Exercise brief → Copy the records below exactly as they stand. Leave out the pictures.
(Records shown Opens)
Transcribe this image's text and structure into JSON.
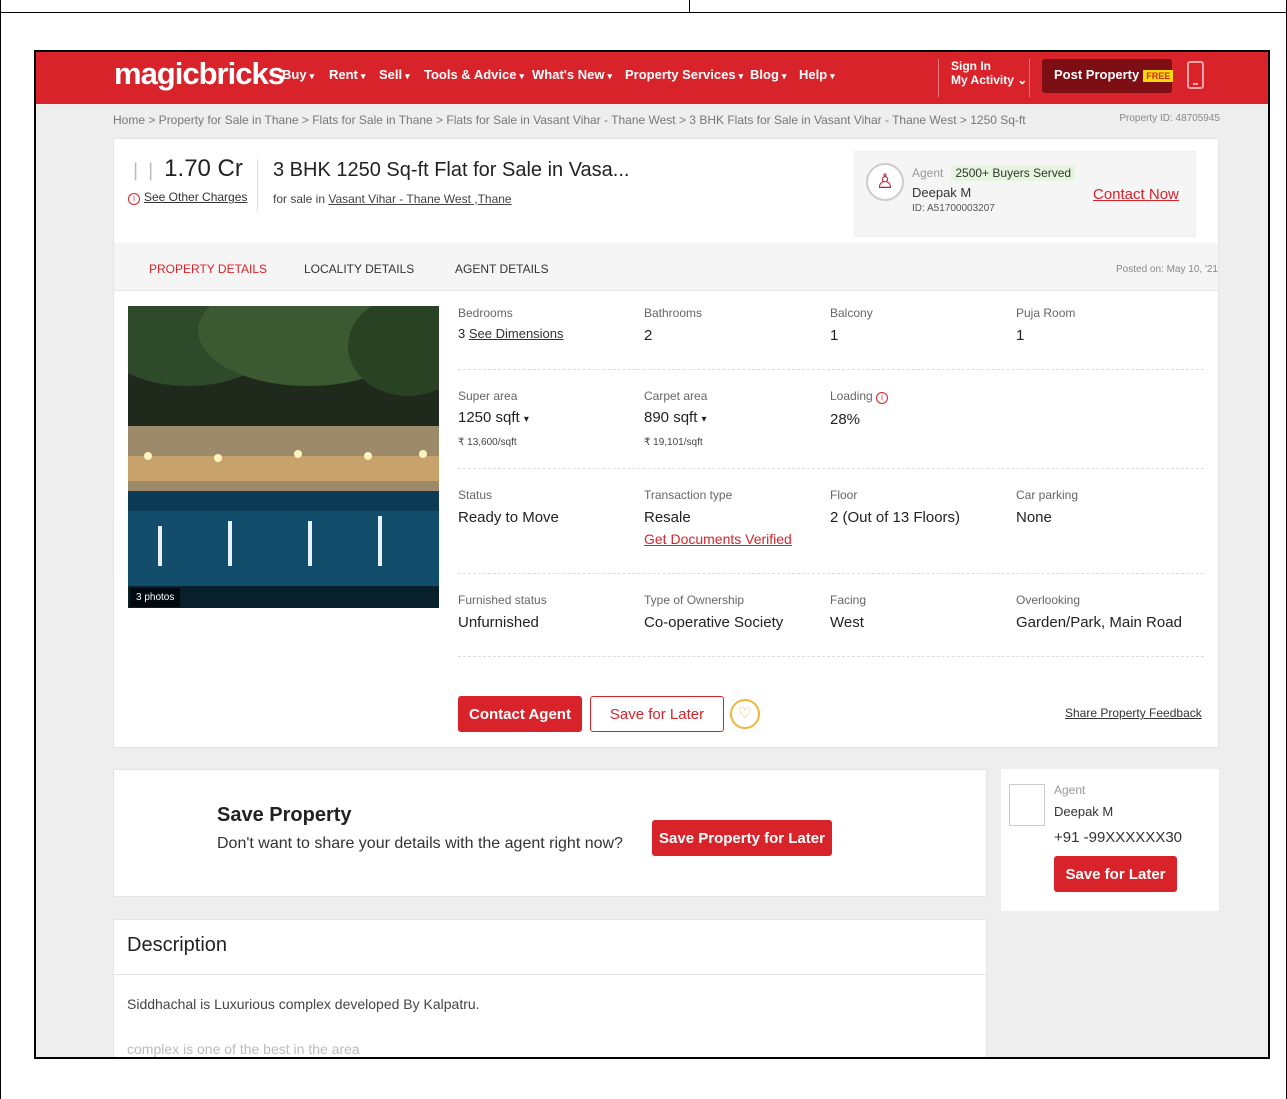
{
  "nav": {
    "logo": "magicbricks",
    "items": [
      {
        "label": "Buy"
      },
      {
        "label": "Rent"
      },
      {
        "label": "Sell"
      },
      {
        "label": "Tools & Advice"
      },
      {
        "label": "What's New"
      },
      {
        "label": "Property Services"
      },
      {
        "label": "Blog"
      },
      {
        "label": "Help"
      }
    ],
    "signin": "Sign In",
    "myactivity": "My Activity",
    "post_property": "Post Property",
    "free_badge": "FREE",
    "colors": {
      "brand": "#d8232a",
      "post_bg": "#7d0f14"
    }
  },
  "breadcrumb": "Home  >  Property for Sale in Thane  >  Flats for Sale in Thane  >  Flats for Sale in Vasant Vihar - Thane West  >  3 BHK Flats for Sale in Vasant Vihar - Thane West  > 1250 Sq-ft",
  "property_id": "Property ID: 48705945",
  "listing": {
    "price": "1.70 Cr",
    "see_other_charges": "See Other Charges",
    "title": "3 BHK 1250 Sq-ft Flat for Sale in Vasa...",
    "for_sale_prefix": "for sale in",
    "location": "Vasant Vihar - Thane West ,Thane"
  },
  "agent": {
    "label": "Agent",
    "badge": "2500+ Buyers Served",
    "name": "Deepak M",
    "id": "ID: A51700003207",
    "contact_now": "Contact Now"
  },
  "tabs": [
    {
      "label": "PROPERTY DETAILS",
      "active": true
    },
    {
      "label": "LOCALITY DETAILS",
      "active": false
    },
    {
      "label": "AGENT DETAILS",
      "active": false
    }
  ],
  "posted": "Posted on: May 10, '21",
  "photo_count": "3 photos",
  "details": {
    "bedrooms": {
      "label": "Bedrooms",
      "value": "3",
      "link": "See Dimensions"
    },
    "bathrooms": {
      "label": "Bathrooms",
      "value": "2"
    },
    "balcony": {
      "label": "Balcony",
      "value": "1"
    },
    "puja": {
      "label": "Puja Room",
      "value": "1"
    },
    "super_area": {
      "label": "Super area",
      "value": "1250 sqft",
      "sub": "₹ 13,600/sqft"
    },
    "carpet_area": {
      "label": "Carpet area",
      "value": "890 sqft",
      "sub": "₹ 19,101/sqft"
    },
    "loading": {
      "label": "Loading",
      "value": "28%"
    },
    "status": {
      "label": "Status",
      "value": "Ready to Move"
    },
    "transaction": {
      "label": "Transaction type",
      "value": "Resale",
      "link": "Get Documents Verified"
    },
    "floor": {
      "label": "Floor",
      "value": "2 (Out of 13 Floors)"
    },
    "parking": {
      "label": "Car parking",
      "value": "None"
    },
    "furnished": {
      "label": "Furnished status",
      "value": "Unfurnished"
    },
    "ownership": {
      "label": "Type of Ownership",
      "value": "Co-operative Society"
    },
    "facing": {
      "label": "Facing",
      "value": "West"
    },
    "overlooking": {
      "label": "Overlooking",
      "value": "Garden/Park, Main Road"
    }
  },
  "actions": {
    "contact_agent": "Contact Agent",
    "save_for_later": "Save for Later",
    "share_feedback": "Share Property Feedback"
  },
  "save_property": {
    "heading": "Save Property",
    "sub": "Don't want to share your details with the agent right now?",
    "button": "Save Property for Later"
  },
  "side_agent": {
    "label": "Agent",
    "name": "Deepak M",
    "phone": "+91 -99XXXXXX30",
    "button": "Save for Later"
  },
  "description": {
    "heading": "Description",
    "line1": "Siddhachal is Luxurious complex developed By Kalpatru.",
    "line2": "complex is one of the best in the area"
  }
}
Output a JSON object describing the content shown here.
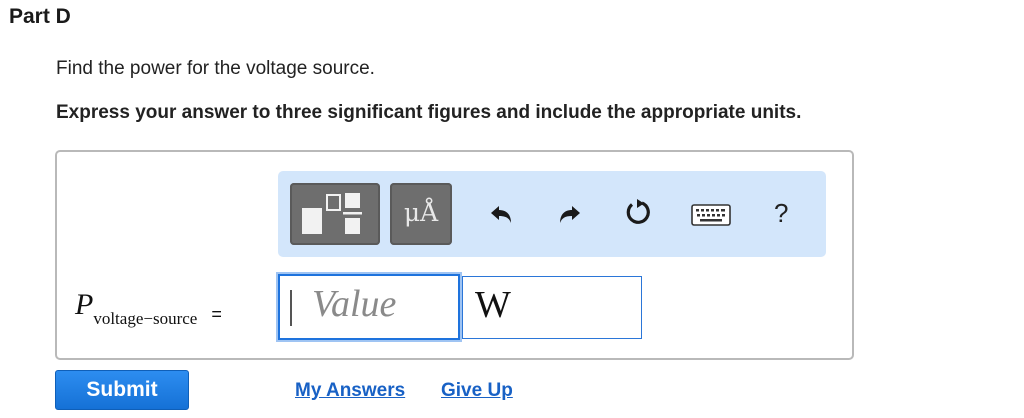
{
  "part": {
    "title": "Part D"
  },
  "question": {
    "text": "Find the power for the voltage source.",
    "instruction": "Express your answer to three significant figures and include the appropriate units."
  },
  "toolbar": {
    "template_icon": "fraction-template-icon",
    "units_label": "μÅ",
    "undo_icon": "undo-icon",
    "redo_icon": "redo-icon",
    "reset_icon": "reset-icon",
    "keyboard_icon": "keyboard-icon",
    "help_label": "?"
  },
  "equation": {
    "symbol": "P",
    "subscript": "voltage−source",
    "equals": "="
  },
  "inputs": {
    "value_placeholder": "Value",
    "unit_value": "W"
  },
  "actions": {
    "submit_label": "Submit",
    "my_answers_label": "My Answers",
    "give_up_label": "Give Up"
  },
  "colors": {
    "toolbar_bg": "#d3e6fb",
    "accent_blue": "#1e73dd",
    "submit_bg": "#1f80e3",
    "link": "#1861c5"
  }
}
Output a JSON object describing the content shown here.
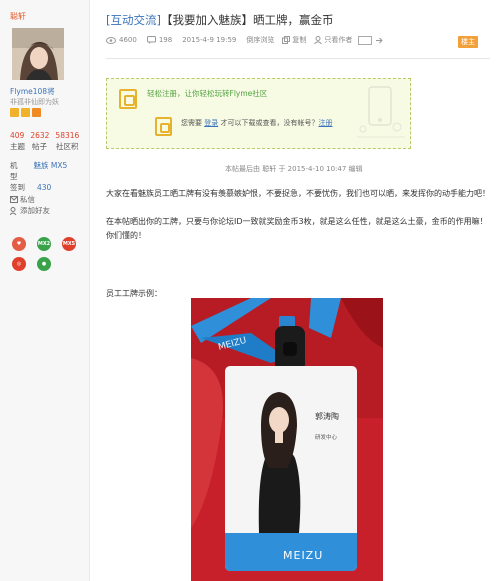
{
  "author": {
    "name": "聪轩",
    "title": "Flyme108将",
    "subtitle": "非孤非仙即为妖",
    "stats": [
      {
        "value": "409",
        "label": "主题"
      },
      {
        "value": "2632",
        "label": "帖子"
      },
      {
        "value": "58316",
        "label": "社区积"
      }
    ],
    "device_label": "机",
    "device_value": "魅族 MX5",
    "member_label": "型",
    "checkin_label": "签到",
    "checkin_value": "430",
    "message_label": "私信",
    "add_friend_label": "添加好友",
    "medals": [
      "MX2",
      "MX5"
    ]
  },
  "thread": {
    "category": "[互动交流]",
    "title": "【我要加入魅族】晒工牌，赢金币",
    "views": "4600",
    "replies": "198",
    "posted_time": "2015-4-9 19:59",
    "mode": "倒序浏览",
    "copy_label": "复制",
    "author_only_label": "只看作者",
    "floor_badge": "楼主"
  },
  "notice": {
    "register_text": "轻松注册，让你轻松玩转Flyme社区",
    "login_prefix": "您需要",
    "login_link": "登录",
    "login_middle": "才可以下载或查看，没有帐号？",
    "register_link": "注册"
  },
  "post": {
    "edit_note": "本帖最后由 聪轩 于 2015-4-10 10:47 编辑",
    "paragraph1": "大家在看魅族员工晒工牌有没有羡慕嫉妒恨，不要捉急，不要忧伤，我们也可以晒，来发挥你的动手能力吧！",
    "paragraph2": "在本帖晒出你的工牌，只要与你论坛ID一致就奖励金币3枚，就是这么任性，就是这么土豪，金币的作用嘛！你们懂的！",
    "example_label": "员工工牌示例："
  },
  "badge_card": {
    "brand": "MEIZU",
    "person_name": "郭涛陶",
    "department": "研发中心"
  },
  "colors": {
    "accent_blue": "#3b73b9",
    "accent_orange": "#e05a2b",
    "notice_green": "#4fa140"
  }
}
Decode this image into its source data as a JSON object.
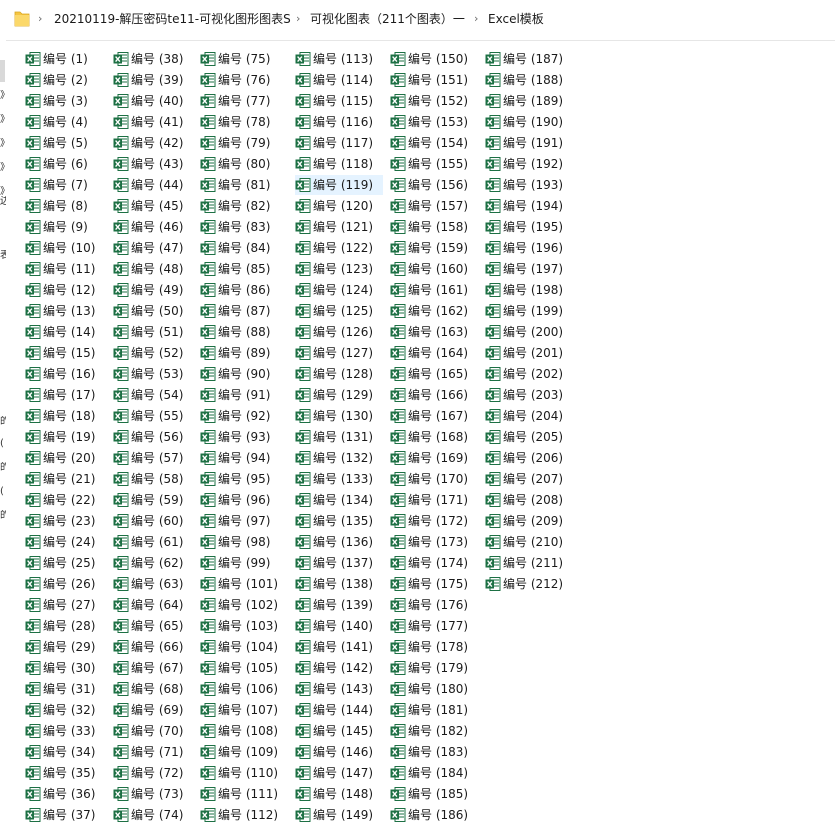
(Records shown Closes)
Task solution →
Transcribe this image's text and structure into JSON.
{
  "nav": {
    "logo": "magicbricks",
    "items": [
      {
        "label": "Buy"
      },
      {
        "label": "Rent"
      },
      {
        "label": "Sell"
      },
      {
        "label": "Tools & Advice"
      },
      {
        "label": "What's New"
      },
      {
        "label": "Property Services"
      },
      {
        "label": "Blog"
      },
      {
        "label": "Help"
      }
    ],
    "signin": "Sign In",
    "myactivity": "My Activity",
    "post_property": "Post Property",
    "free_badge": "FREE",
    "colors": {
      "brand": "#d8232a",
      "post_bg": "#7d0f14"
    }
  },
  "breadcrumb": "Home  >  Property for Sale in Thane  >  Flats for Sale in Thane  >  Flats for Sale in Vasant Vihar - Thane West  >  3 BHK Flats for Sale in Vasant Vihar - Thane West  > 1250 Sq-ft",
  "property_id": "Property ID: 48705945",
  "listing": {
    "price": "1.70 Cr",
    "see_other_charges": "See Other Charges",
    "title": "3 BHK 1250 Sq-ft Flat for Sale in Vasa...",
    "for_sale_prefix": "for sale in",
    "location": "Vasant Vihar - Thane West ,Thane"
  },
  "agent": {
    "label": "Agent",
    "badge": "2500+ Buyers Served",
    "name": "Deepak M",
    "id": "ID: A51700003207",
    "contact_now": "Contact Now"
  },
  "tabs": [
    {
      "label": "PROPERTY DETAILS",
      "active": true
    },
    {
      "label": "LOCALITY DETAILS",
      "active": false
    },
    {
      "label": "AGENT DETAILS",
      "active": false
    }
  ],
  "posted": "Posted on: May 10, '21",
  "photo_count": "3 photos",
  "details": {
    "bedrooms": {
      "label": "Bedrooms",
      "value": "3",
      "link": "See Dimensions"
    },
    "bathrooms": {
      "label": "Bathrooms",
      "value": "2"
    },
    "balcony": {
      "label": "Balcony",
      "value": "1"
    },
    "puja": {
      "label": "Puja Room",
      "value": "1"
    },
    "super_area": {
      "label": "Super area",
      "value": "1250 sqft",
      "sub": "₹ 13,600/sqft"
    },
    "carpet_area": {
      "label": "Carpet area",
      "value": "890 sqft",
      "sub": "₹ 19,101/sqft"
    },
    "loading": {
      "label": "Loading",
      "value": "28%"
    },
    "status": {
      "label": "Status",
      "value": "Ready to Move"
    },
    "transaction": {
      "label": "Transaction type",
      "value": "Resale",
      "link": "Get Documents Verified"
    },
    "floor": {
      "label": "Floor",
      "value": "2 (Out of 13 Floors)"
    },
    "parking": {
      "label": "Car parking",
      "value": "None"
    },
    "furnished": {
      "label": "Furnished status",
      "value": "Unfurnished"
    },
    "ownership": {
      "label": "Type of Ownership",
      "value": "Co-operative Society"
    },
    "facing": {
      "label": "Facing",
      "value": "West"
    },
    "overlooking": {
      "label": "Overlooking",
      "value": "Garden/Park, Main Road"
    }
  },
  "actions": {
    "contact_agent": "Contact Agent",
    "save_for_later": "Save for Later",
    "share_feedback": "Share Property Feedback"
  },
  "save_property": {
    "heading": "Save Property",
    "sub": "Don't want to share your details with the agent right now?",
    "button": "Save Property for Later"
  },
  "side_agent": {
    "label": "Agent",
    "name": "Deepak M",
    "phone": "+91 -99XXXXXX30",
    "button": "Save for Later"
  },
  "description": {
    "heading": "Description",
    "line1": "Siddhachal is Luxurious complex developed By Kalpatru.",
    "line2": "complex is one of the best in the area"
  }
}
Output a JSON object describing the content shown here.
{
  "part": {
    "title": "Part D"
  },
  "question": {
    "text": "Find the power for the voltage source.",
    "instruction": "Express your answer to three significant figures and include the appropriate units."
  },
  "toolbar": {
    "template_icon": "fraction-template-icon",
    "units_label": "μÅ",
    "undo_icon": "undo-icon",
    "redo_icon": "redo-icon",
    "reset_icon": "reset-icon",
    "keyboard_icon": "keyboard-icon",
    "help_label": "?"
  },
  "equation": {
    "symbol": "P",
    "subscript": "voltage−source",
    "equals": "="
  },
  "inputs": {
    "value_placeholder": "Value",
    "unit_value": "W"
  },
  "actions": {
    "submit_label": "Submit",
    "my_answers_label": "My Answers",
    "give_up_label": "Give Up"
  },
  "colors": {
    "toolbar_bg": "#d3e6fb",
    "accent_blue": "#1e73dd",
    "submit_bg": "#1f80e3",
    "link": "#1861c5"
  }
}
Output a JSON object describing the content shown here.
{
  "author": {
    "name": "聪轩",
    "title": "Flyme108将",
    "subtitle": "非孤非仙即为妖",
    "stats": [
      {
        "value": "409",
        "label": "主题"
      },
      {
        "value": "2632",
        "label": "帖子"
      },
      {
        "value": "58316",
        "label": "社区积"
      }
    ],
    "device_label": "机",
    "device_value": "魅族 MX5",
    "member_label": "型",
    "checkin_label": "签到",
    "checkin_value": "430",
    "message_label": "私信",
    "add_friend_label": "添加好友",
    "medals": [
      "MX2",
      "MX5"
    ]
  },
  "thread": {
    "category": "[互动交流]",
    "title": "【我要加入魅族】晒工牌，赢金币",
    "views": "4600",
    "replies": "198",
    "posted_time": "2015-4-9 19:59",
    "mode": "倒序浏览",
    "copy_label": "复制",
    "author_only_label": "只看作者",
    "floor_badge": "楼主"
  },
  "notice": {
    "register_text": "轻松注册，让你轻松玩转Flyme社区",
    "login_prefix": "您需要",
    "login_link": "登录",
    "login_middle": "才可以下载或查看，没有帐号？",
    "register_link": "注册"
  },
  "post": {
    "edit_note": "本帖最后由 聪轩 于 2015-4-10 10:47 编辑",
    "paragraph1": "大家在看魅族员工晒工牌有没有羡慕嫉妒恨，不要捉急，不要忧伤，我们也可以晒，来发挥你的动手能力吧！",
    "paragraph2": "在本帖晒出你的工牌，只要与你论坛ID一致就奖励金币3枚，就是这么任性，就是这么土豪，金币的作用嘛！你们懂的！",
    "example_label": "员工工牌示例："
  },
  "badge_card": {
    "brand": "MEIZU",
    "person_name": "郭涛陶",
    "department": "研发中心"
  },
  "colors": {
    "accent_blue": "#3b73b9",
    "accent_orange": "#e05a2b",
    "notice_green": "#4fa140"
  }
}
Decode this image into its source data as a JSON object.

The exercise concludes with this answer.